(TASK DATA Opens)

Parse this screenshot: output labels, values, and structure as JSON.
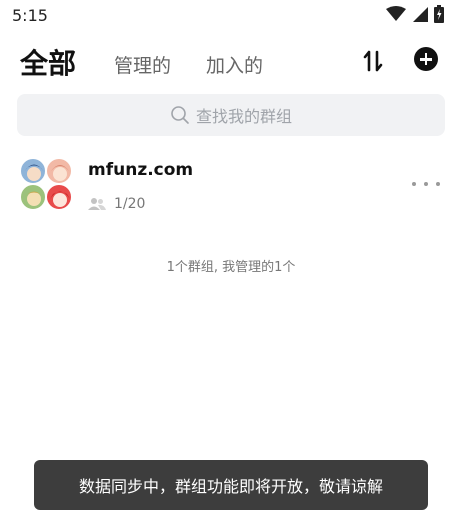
{
  "status_bar": {
    "time": "5:15",
    "icons": [
      "wifi-icon",
      "signal-icon",
      "battery-icon"
    ]
  },
  "header": {
    "tabs": [
      {
        "label": "全部",
        "active": true
      },
      {
        "label": "管理的",
        "active": false
      },
      {
        "label": "加入的",
        "active": false
      }
    ],
    "sort_icon": "sort-icon",
    "add_icon": "add-circle-icon"
  },
  "search": {
    "placeholder": "查找我的群组",
    "icon": "search-icon"
  },
  "groups": [
    {
      "name": "mfunz.com",
      "members": "1/20",
      "member_icon": "people-icon",
      "more_icon": "more-dots-icon"
    }
  ],
  "summary_text": "1个群组, 我管理的1个",
  "toast": {
    "text": "数据同步中，群组功能即将开放，敬请谅解"
  },
  "colors": {
    "toast_bg": "#3d3d3d",
    "search_bg": "#f1f2f4",
    "muted_text": "#777777"
  }
}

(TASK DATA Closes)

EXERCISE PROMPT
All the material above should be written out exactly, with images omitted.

REPLY
Parse this screenshot: output labels, values, and structure as JSON.
{
  "status_bar": {
    "time": "5:15",
    "icons": [
      "wifi-icon",
      "signal-icon",
      "battery-icon"
    ]
  },
  "header": {
    "tabs": [
      {
        "label": "全部",
        "active": true
      },
      {
        "label": "管理的",
        "active": false
      },
      {
        "label": "加入的",
        "active": false
      }
    ],
    "sort_icon": "sort-icon",
    "add_icon": "add-circle-icon"
  },
  "search": {
    "placeholder": "查找我的群组",
    "icon": "search-icon"
  },
  "groups": [
    {
      "name": "mfunz.com",
      "members": "1/20",
      "member_icon": "people-icon",
      "more_icon": "more-dots-icon"
    }
  ],
  "summary_text": "1个群组, 我管理的1个",
  "toast": {
    "text": "数据同步中，群组功能即将开放，敬请谅解"
  },
  "colors": {
    "toast_bg": "#3d3d3d",
    "search_bg": "#f1f2f4",
    "muted_text": "#777777"
  }
}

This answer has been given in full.